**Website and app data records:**
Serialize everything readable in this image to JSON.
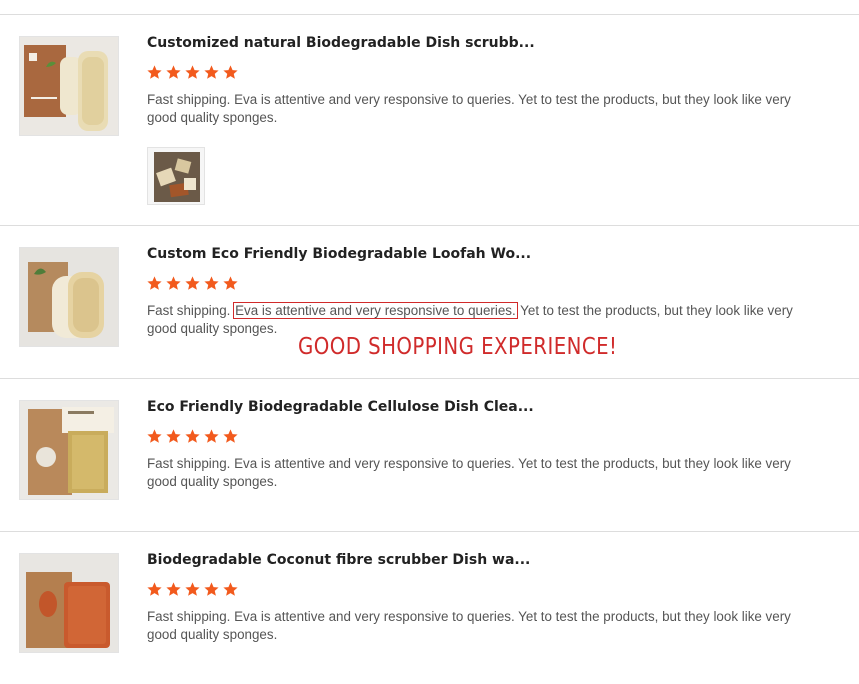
{
  "reviews": [
    {
      "title": "Customized natural Biodegradable Dish scrubb...",
      "rating": 5,
      "text_before": "Fast shipping. Eva is attentive and very responsive to queries. Yet to test the products, but they look like very good quality sponges.",
      "has_photo": true
    },
    {
      "title": "Custom Eco Friendly Biodegradable Loofah Wo...",
      "rating": 5,
      "text_before": "Fast shipping. ",
      "text_highlight": "Eva is attentive and very responsive to queries.",
      "text_after": " Yet to test the products, but they look like very good quality sponges."
    },
    {
      "title": "Eco Friendly Biodegradable Cellulose Dish Clea...",
      "rating": 5,
      "text_before": "Fast shipping. Eva is attentive and very responsive to queries. Yet to test the products, but they look like very good quality sponges."
    },
    {
      "title": "Biodegradable Coconut fibre scrubber Dish wa...",
      "rating": 5,
      "text_before": "Fast shipping. Eva is attentive and very responsive to queries. Yet to test the products, but they look like very good quality sponges."
    }
  ],
  "annotation": "GOOD SHOPPING EXPERIENCE!",
  "colors": {
    "star": "#f25a1d",
    "highlight_box": "#d12a2a",
    "annotation": "#d02b2b"
  },
  "icons": {
    "star": "star-icon"
  }
}
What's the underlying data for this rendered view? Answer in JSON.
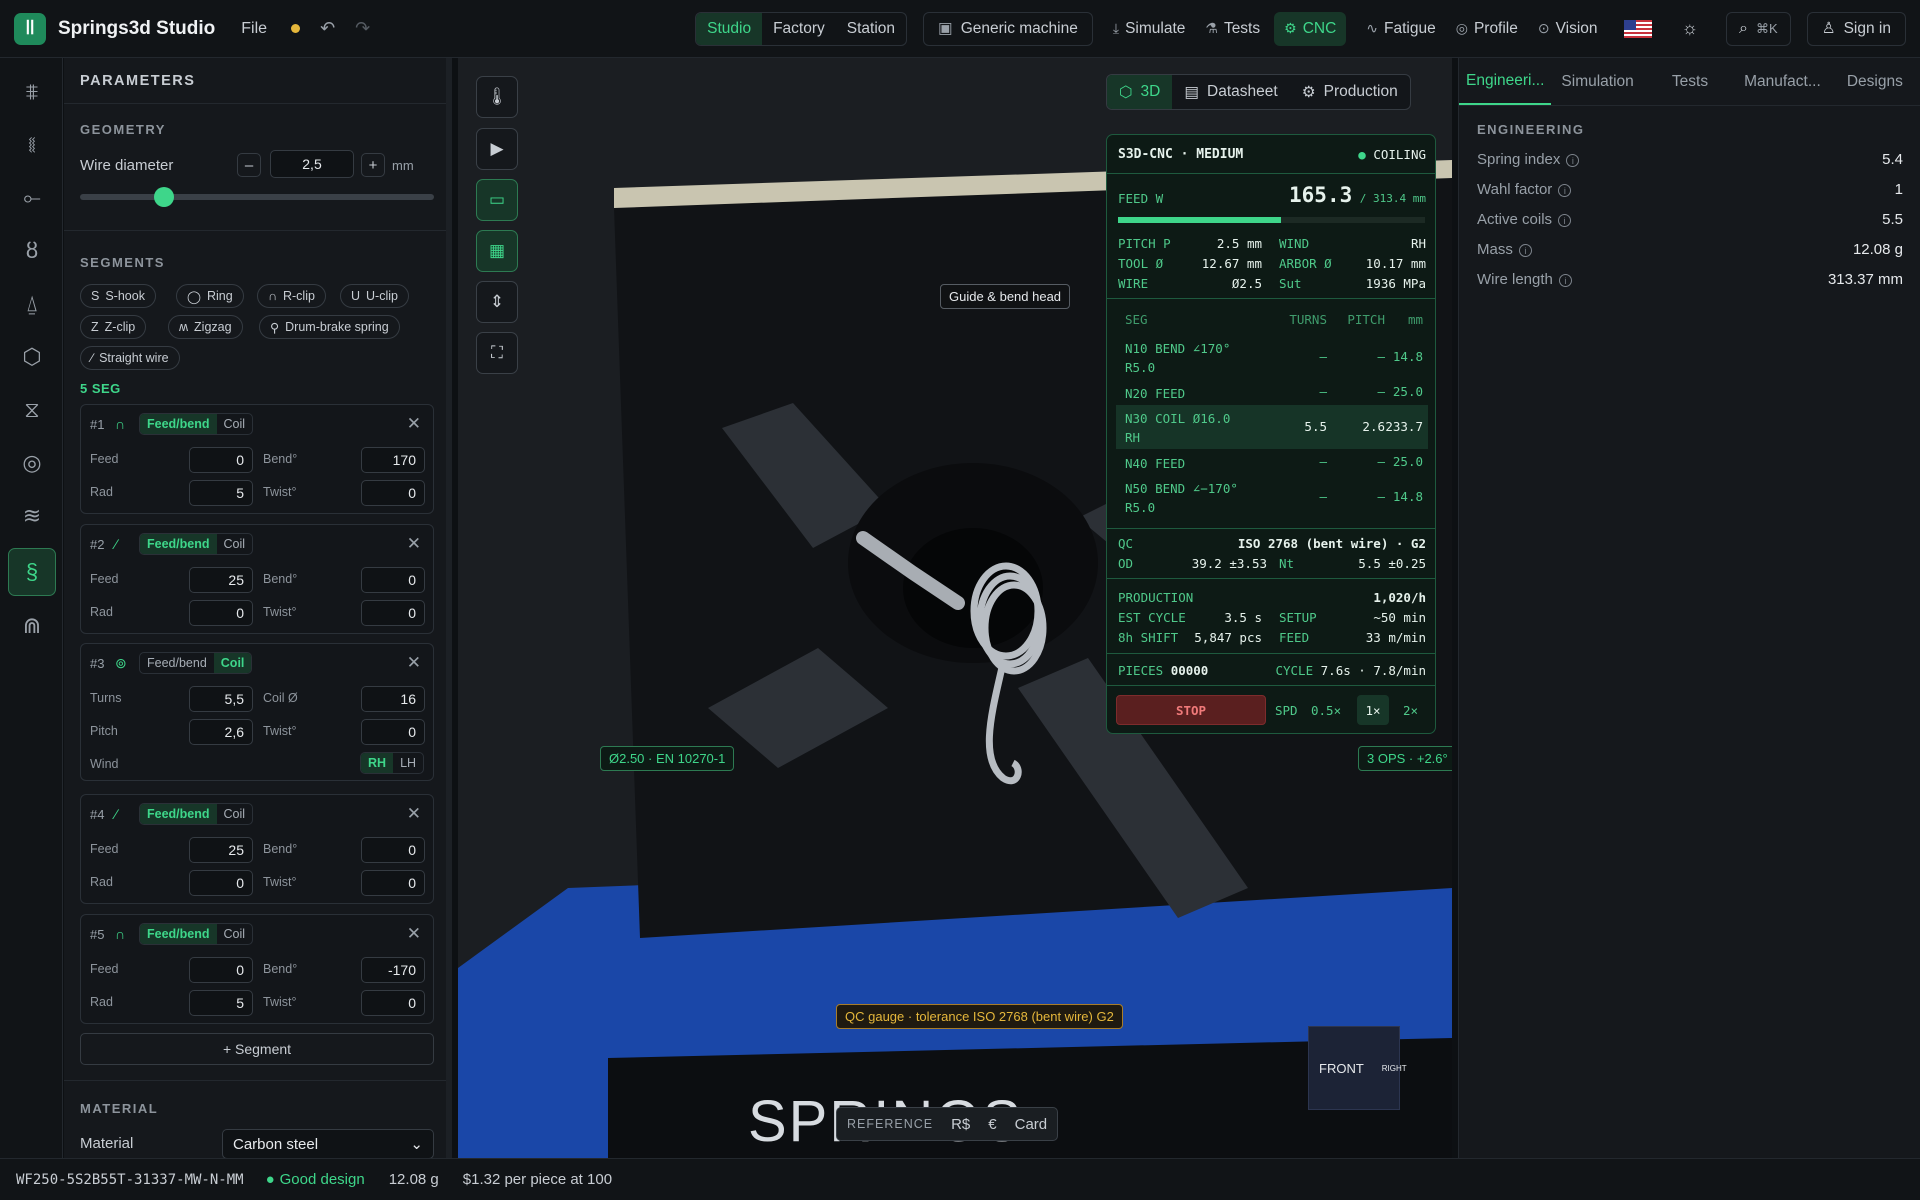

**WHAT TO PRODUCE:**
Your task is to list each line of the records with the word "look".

**RESPONSE BELOW:**
      "text_before": "Fast shipping. Eva is attentive and very responsive to queries. Yet to test the products, but they look like very good quality sponges.",
      "text_after": " Yet to test the products, but they look like very good quality sponges."
      "text_before": "Fast shipping. Eva is attentive and very responsive to queries. Yet to test the products, but they look like very good quality sponges."
      "text_before": "Fast shipping. Eva is attentive and very responsive to queries. Yet to test the products, but they look like very good quality sponges."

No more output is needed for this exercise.